"Remedies must always be under the control of the legislature, and it would create endless confusion in legal proceedings if every case was to be conducted only in accordance with the rules of practice, and heard only by the courts in existence when its facts arose. The legislature may abolish courts and create new ones, and may prescribe altogether different modes of procedure in its discretion, though it cannot lawfully, we think, in so doing, dispense with any of those substantial protections with which the existing law surrounds the person accused of crime." ( Ch. 9, p. 272, 5th Ed., 171 U.S. at 386, 18 S. Ct. at 924).
Does plaintiff really suggest that there should be a different and less stringent ex post facto standard for judges than there existed for criminal defendants in Mallett and Hopt, supra. In Hopt, the defendant had been convicted of murder in the first degree and sentenced to death. To accept plaintiff's argument would be to vindicate Edmund Burke's conclusion that the "law sharpens the mind by narrowing it."
Bacon, in his extraordinary essay Of Judicature said:
"The place of justice is a hallowed place and therefore not only the Bench, but the foot pace and precincts and purpose thereof ought to be preserved without scandal and corruption." (See Works of Lord Bacon, 59 (M. Murphy Ed. 1876.)
Chief Justice Marshall said, in Marbury v. Madison, 5 U.S. (1 Cranch) 137, 2 L. Ed. 60, it is "'emphatically the province' of the judiciary to say what the law is. But if that be so * * * then the ancient question, Quis Custodiet Ipsos Custodes?,
immediately arises. Who, indeed, should put the judiciary's house in order?" (See 35 Law and Contemporary Problems, p. 92). The Pennsylvania Constitution, through its 1968 Amendment, gives an opportunity to deal with these occasional and sporadic abuses in order to put the judiciary's house in order. Plaintiff has no constitutional right to be tried or disciplined by the exact procedures which were in effect at the time of his alleged misconduct.
I find that the procedures of the Judicial Board are fully fair and in no way result in the denial of any substantial procedural protection which was afforded to plaintiff at the time of his alleged misconduct.
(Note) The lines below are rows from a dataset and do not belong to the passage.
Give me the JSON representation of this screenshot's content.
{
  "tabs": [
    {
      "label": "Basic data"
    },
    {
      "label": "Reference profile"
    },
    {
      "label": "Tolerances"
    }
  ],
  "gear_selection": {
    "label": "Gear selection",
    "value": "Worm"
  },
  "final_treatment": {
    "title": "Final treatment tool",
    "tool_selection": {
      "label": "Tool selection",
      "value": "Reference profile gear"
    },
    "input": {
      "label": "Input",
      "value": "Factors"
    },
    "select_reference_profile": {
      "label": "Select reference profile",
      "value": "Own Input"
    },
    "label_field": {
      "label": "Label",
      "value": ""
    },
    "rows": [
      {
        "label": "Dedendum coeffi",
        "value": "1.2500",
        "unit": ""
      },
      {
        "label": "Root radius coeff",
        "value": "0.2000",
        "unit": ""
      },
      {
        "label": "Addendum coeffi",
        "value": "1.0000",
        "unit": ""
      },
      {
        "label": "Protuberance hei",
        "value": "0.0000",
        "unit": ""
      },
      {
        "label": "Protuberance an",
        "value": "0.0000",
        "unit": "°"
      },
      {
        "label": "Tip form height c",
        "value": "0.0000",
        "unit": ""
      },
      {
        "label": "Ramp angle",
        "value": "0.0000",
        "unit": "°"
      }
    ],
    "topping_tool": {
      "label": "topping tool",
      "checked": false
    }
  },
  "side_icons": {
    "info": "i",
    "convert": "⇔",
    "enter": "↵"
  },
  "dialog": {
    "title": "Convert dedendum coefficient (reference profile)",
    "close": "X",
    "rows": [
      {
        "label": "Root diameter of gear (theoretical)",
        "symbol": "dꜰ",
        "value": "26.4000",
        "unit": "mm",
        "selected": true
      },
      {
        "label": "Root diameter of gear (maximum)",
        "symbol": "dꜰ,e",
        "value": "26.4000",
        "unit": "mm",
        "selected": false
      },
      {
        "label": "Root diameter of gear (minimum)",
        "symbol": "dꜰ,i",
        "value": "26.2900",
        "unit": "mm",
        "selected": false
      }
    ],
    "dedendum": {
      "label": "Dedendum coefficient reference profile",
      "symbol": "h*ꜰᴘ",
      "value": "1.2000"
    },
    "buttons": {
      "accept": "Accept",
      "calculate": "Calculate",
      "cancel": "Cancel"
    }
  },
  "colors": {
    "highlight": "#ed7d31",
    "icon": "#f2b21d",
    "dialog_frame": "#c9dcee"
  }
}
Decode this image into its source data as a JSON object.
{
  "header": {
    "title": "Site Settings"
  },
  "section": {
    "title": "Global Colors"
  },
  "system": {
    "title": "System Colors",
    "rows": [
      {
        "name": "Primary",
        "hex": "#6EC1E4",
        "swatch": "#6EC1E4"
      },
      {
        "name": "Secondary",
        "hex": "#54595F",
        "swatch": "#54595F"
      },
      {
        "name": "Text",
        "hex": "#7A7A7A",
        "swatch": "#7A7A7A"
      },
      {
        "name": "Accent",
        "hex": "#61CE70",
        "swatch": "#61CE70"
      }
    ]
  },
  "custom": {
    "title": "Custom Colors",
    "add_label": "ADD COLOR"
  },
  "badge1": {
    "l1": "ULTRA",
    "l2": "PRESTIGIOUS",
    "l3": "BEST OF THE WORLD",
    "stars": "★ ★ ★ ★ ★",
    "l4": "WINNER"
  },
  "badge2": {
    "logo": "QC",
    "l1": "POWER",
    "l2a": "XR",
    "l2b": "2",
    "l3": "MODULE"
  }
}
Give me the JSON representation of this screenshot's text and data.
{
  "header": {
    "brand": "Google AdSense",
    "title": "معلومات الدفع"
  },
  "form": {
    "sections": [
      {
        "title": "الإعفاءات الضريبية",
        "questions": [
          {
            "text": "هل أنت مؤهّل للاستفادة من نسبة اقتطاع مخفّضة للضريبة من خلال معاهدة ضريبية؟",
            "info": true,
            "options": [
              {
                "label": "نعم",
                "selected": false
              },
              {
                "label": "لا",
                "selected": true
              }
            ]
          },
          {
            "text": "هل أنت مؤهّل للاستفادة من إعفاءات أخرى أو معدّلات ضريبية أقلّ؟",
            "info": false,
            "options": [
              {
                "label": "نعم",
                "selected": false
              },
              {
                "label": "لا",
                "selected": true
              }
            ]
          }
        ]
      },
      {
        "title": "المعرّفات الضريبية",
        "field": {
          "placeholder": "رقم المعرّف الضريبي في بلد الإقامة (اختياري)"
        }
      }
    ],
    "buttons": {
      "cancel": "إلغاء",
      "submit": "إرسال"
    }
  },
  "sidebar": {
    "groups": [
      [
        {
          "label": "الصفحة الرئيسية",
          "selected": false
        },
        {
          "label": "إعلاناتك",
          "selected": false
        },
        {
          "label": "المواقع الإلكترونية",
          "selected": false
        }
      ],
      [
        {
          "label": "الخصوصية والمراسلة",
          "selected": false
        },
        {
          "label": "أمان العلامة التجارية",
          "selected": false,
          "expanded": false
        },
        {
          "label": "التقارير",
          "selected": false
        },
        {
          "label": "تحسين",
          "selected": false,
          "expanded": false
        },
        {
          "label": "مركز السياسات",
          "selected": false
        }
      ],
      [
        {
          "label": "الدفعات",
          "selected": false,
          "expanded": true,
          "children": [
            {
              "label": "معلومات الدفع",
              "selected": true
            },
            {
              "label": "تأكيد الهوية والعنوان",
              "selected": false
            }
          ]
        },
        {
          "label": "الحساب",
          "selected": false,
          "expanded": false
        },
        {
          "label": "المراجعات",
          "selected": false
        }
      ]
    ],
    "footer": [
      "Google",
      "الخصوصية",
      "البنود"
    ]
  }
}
I therefore find plaintiff's ex post facto claim to be without merit.